The logic behind the marketing tactic was to position itself as understanding and sympathising with American mothers, so that when she was shopping for a washing machine she would subconsciously be drawn to Whirlpool.
Anna Farmery, founder and managing director of The Engaging Brand, used the case study during an AM & Auto Trader Digital Marketing Conference workshop to demonstrate how Whirlpool had gone beyond the traditional marketing technique of pushing product and value to demonstrating it understood how it could stand out from the crowd from its competitors.
She urged dealers to ask themselves to find a differentiator of their business. Using ‘family-run’ as an example, she emphasised the
importance of considering what this could mean to a consumer.
“If this is how you believe you stand out, it should be at the core of everything you do,” she said. This will then enable you to develop a social media mindset.
“Every parent is worried about their child passing their driving test and taking a car out for the first time on their own. So, consider running a clinic on safe driving or the basics of looking after your car.” In this way, a dealer would demonstrate it understood what being part of a family means.
Other differentiators suggested in the workshop included: trustworthiness, reliability and friendly service.
She also said dealers had been communicating comfortably – and successfully – in ways demanded of them now by the new social media channels, such as Facebook, Twitter, YouTube and Pinterest, for many years.
A podcast is today’s equivalent of a radio ad, she said, YouTube is what television advertising used to be, Pinterest is a flyer or poster, Twitter a conversation you may have in the street, and Facebook is today’s version of events you hold in your dealership or in the community.
“Your basic message is the same, but in the same way as you tailor the words you use and your tone on radio or in conversation with someone at the bus stop, you tailor it for the different social media you choose,” Farmery said.
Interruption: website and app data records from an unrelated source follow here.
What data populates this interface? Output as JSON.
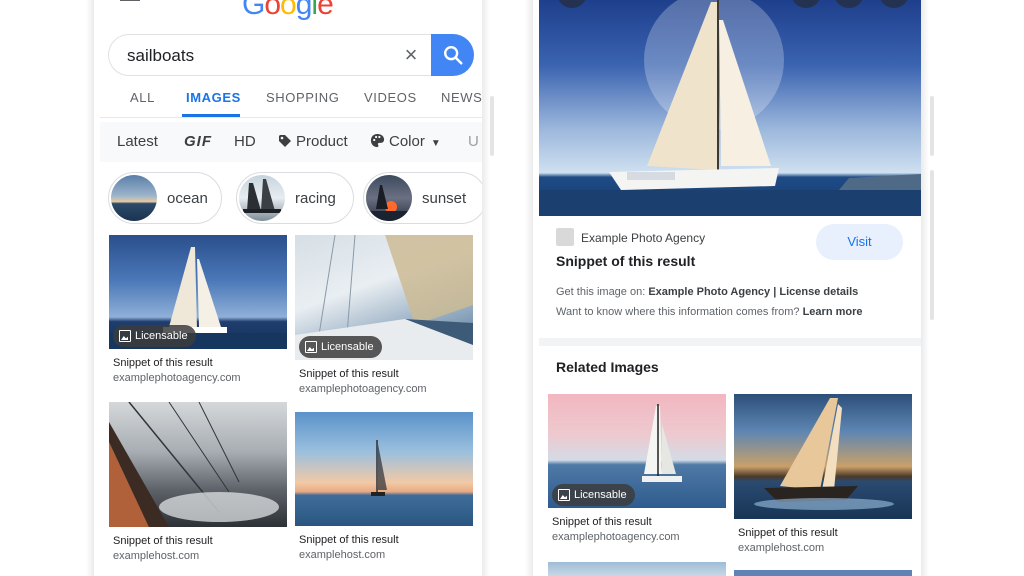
{
  "left": {
    "logo": [
      "G",
      "o",
      "o",
      "g",
      "l",
      "e"
    ],
    "logo_colors": [
      "#4285f4",
      "#ea4335",
      "#fbbc05",
      "#4285f4",
      "#34a853",
      "#ea4335"
    ],
    "search": {
      "query": "sailboats"
    },
    "tabs": [
      "ALL",
      "IMAGES",
      "SHOPPING",
      "VIDEOS",
      "NEWS"
    ],
    "active_tab": "IMAGES",
    "filters": {
      "latest": "Latest",
      "gif": "GIF",
      "hd": "HD",
      "product": "Product",
      "color": "Color",
      "more": "U"
    },
    "chips": [
      "ocean",
      "racing",
      "sunset"
    ],
    "results": [
      {
        "badge": "Licensable",
        "snippet": "Snippet of this result",
        "host": "examplephotoagency.com"
      },
      {
        "badge": "Licensable",
        "snippet": "Snippet of this result",
        "host": "examplephotoagency.com"
      },
      {
        "snippet": "Snippet of this result",
        "host": "examplehost.com"
      },
      {
        "snippet": "Snippet of this result",
        "host": "examplehost.com"
      }
    ]
  },
  "right": {
    "source_name": "Example Photo Agency",
    "visit_label": "Visit",
    "snippet_title": "Snippet of this result",
    "info_prefix": "Get this image on: ",
    "info_agency": "Example Photo Agency",
    "info_sep": " | ",
    "info_license": "License details",
    "info2_prefix": "Want to know where this information comes from? ",
    "info2_link": "Learn more",
    "related_title": "Related Images",
    "related": [
      {
        "badge": "Licensable",
        "snippet": "Snippet of this result",
        "host": "examplephotoagency.com"
      },
      {
        "snippet": "Snippet of this result",
        "host": "examplehost.com"
      }
    ]
  },
  "colors": {
    "accent": "#1a73e8",
    "search_button": "#4285f4"
  }
}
Her basic message: “A lot of what social media is based on is common sense. So why should it be difficult to change your approach when considering social media?”